Archive for Wednesday, May 26, 2010

Five Questions: Premature births

Dr. Jason Eberhart-Phillips, Kansas State Health Officer and director of health in the Kansas Department of Health and Environment, administers a vaccination last year in Lawrence. This week, Eberhart-Phillips answers questions about complications of premature births.

Dr. Jason Eberhart-Phillips, Kansas State Health Officer and director of health in the Kansas Department of Health and Environment, administers a vaccination last year in Lawrence. This week, Eberhart-Phillips answers questions about complications of premature births.

May 26, 2010

Q: How big of a problem are premature births in Kansas?

A: In Kansas, approximately 3,900 babies are born premature each year, two-thirds of whom are born late preterm, between 34 and 36 weeks. Of the 300 babies in the state who die each year before their first birthday, more than 60 percent are premature.

Q: What complications are most prevalent in premature babies?

A: Because their lungs are not fully developed, premature newborns often have serious breathing problems. They also have a higher risk of jaundice, troubles with temperature stability and feeding difficulties.

Q: Don’t troubles end once premature babies grow older?

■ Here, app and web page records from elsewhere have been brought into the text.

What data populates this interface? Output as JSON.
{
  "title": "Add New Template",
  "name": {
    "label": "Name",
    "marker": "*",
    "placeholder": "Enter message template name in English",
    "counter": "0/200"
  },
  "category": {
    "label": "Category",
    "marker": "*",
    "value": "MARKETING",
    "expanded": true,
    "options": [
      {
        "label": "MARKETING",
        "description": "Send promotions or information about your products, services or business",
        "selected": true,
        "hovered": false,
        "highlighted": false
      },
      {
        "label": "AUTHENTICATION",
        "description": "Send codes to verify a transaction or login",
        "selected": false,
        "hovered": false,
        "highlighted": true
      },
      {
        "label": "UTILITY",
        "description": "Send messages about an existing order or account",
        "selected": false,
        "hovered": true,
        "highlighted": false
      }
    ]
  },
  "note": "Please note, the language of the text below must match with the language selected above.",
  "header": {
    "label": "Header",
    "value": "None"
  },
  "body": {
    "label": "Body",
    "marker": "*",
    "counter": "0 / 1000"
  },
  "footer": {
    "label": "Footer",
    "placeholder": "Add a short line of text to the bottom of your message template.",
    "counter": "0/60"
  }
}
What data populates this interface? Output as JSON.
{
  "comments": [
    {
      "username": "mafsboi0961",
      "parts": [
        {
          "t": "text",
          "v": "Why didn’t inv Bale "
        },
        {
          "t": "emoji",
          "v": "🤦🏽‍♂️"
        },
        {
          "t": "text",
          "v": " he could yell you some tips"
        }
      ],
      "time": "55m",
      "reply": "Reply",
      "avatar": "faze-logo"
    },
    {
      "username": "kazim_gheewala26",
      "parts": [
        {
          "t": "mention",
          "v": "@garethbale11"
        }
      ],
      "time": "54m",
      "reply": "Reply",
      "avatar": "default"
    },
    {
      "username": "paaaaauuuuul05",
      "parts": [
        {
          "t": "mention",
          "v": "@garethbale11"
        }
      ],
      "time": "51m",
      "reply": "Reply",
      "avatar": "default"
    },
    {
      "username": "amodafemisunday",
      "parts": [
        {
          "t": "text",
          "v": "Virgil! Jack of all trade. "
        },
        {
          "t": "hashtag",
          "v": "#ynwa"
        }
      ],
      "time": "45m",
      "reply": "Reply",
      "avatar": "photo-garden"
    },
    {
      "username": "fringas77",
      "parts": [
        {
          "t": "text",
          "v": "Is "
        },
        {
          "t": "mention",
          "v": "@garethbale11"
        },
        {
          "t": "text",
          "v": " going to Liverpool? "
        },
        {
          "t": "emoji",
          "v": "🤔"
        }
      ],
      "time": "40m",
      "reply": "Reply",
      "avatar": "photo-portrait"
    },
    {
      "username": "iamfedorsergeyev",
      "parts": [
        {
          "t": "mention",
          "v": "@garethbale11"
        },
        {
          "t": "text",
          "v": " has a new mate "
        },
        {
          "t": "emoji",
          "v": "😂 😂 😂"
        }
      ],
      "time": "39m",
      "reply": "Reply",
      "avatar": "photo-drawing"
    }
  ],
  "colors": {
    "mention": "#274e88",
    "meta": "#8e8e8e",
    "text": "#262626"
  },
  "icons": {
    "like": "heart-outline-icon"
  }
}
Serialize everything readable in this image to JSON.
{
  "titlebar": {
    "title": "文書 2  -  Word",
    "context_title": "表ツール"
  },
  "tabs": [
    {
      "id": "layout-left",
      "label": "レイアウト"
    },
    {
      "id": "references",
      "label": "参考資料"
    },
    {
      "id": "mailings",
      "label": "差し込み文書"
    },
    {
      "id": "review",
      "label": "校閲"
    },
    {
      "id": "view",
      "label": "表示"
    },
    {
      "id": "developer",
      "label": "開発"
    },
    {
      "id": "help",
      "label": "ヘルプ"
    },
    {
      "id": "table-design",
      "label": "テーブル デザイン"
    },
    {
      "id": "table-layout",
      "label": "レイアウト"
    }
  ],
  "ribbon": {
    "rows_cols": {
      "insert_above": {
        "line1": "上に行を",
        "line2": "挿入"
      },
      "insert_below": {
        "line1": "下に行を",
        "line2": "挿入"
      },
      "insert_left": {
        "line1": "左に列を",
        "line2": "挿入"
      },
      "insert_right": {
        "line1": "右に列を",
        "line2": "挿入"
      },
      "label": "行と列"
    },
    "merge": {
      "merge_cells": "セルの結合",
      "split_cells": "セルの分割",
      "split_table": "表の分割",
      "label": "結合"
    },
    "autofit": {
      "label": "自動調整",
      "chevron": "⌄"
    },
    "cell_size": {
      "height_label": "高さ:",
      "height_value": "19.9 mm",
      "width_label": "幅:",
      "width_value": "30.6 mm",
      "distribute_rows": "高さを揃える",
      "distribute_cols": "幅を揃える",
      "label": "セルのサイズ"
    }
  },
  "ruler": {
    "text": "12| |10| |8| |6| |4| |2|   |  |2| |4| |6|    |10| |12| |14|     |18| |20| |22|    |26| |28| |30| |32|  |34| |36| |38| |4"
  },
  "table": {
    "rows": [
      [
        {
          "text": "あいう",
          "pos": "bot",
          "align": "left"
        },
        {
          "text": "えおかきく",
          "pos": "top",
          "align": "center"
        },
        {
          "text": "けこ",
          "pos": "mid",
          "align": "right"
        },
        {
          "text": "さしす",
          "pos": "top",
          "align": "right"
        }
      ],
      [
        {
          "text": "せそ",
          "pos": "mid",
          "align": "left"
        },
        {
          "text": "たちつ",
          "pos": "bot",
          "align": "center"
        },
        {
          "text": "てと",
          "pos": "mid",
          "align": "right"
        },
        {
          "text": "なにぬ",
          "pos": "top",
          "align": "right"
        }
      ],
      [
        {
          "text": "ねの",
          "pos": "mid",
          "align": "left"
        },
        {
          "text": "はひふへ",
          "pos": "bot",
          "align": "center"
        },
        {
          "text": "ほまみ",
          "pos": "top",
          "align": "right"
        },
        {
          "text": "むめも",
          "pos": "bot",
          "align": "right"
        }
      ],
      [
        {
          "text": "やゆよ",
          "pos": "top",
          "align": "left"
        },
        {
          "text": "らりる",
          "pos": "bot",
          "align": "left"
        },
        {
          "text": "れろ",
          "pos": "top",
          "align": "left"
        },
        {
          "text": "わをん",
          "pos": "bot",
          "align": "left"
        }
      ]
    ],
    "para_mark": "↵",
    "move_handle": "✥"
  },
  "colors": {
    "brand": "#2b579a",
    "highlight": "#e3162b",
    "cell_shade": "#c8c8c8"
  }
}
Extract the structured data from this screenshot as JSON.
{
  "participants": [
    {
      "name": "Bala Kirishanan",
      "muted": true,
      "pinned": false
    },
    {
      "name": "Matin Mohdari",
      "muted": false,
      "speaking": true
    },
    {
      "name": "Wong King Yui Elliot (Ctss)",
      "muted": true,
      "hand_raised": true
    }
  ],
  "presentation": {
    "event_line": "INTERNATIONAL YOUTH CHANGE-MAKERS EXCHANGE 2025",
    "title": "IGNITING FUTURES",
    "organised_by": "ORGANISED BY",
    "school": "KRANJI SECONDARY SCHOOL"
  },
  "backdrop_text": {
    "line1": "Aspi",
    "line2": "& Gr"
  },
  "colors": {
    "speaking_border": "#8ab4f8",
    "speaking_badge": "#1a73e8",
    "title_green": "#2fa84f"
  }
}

A: Sadly, the troubles these children face don’t end when they grow out of infancy.

By the time they reach school age, late preterm children are 36 percent more likely to have developmental delays or disabilities, according to one large study.

Q: What kind of medical costs are we talking about?

A: The immediate medical care of premature infants is costing parents, taxpayers and everyone else who buys health insurance about $26 billion per year, or $50,000 per kid. That’s more than 10 times the cost of bringing a full-term baby into the world.

Q: What is the state doing to help mothers bring their pregnancies to full term before giving birth?

A: Passage of a new statute in the Kansas Legislature this year enables researchers to conduct intensive interviews of a random sample of new mothers across the state. This will help public health agencies at the state and local levels target the factors that contribute most to the preterm birth problem in Kansas.

The other exciting new development is a free service for pregnant women and mothers of infants under 1 year of age called Text4Baby. Women who simply text the word “BABY” to 511411 (or “BEBE” in Spanish) will receive three text messages per week with helpful, medically sound information timed to their delivery dates or the birth dates of their children.

Comments

Use the comment form below to begin a discussion about this content.

Commenting has been disabled for this item.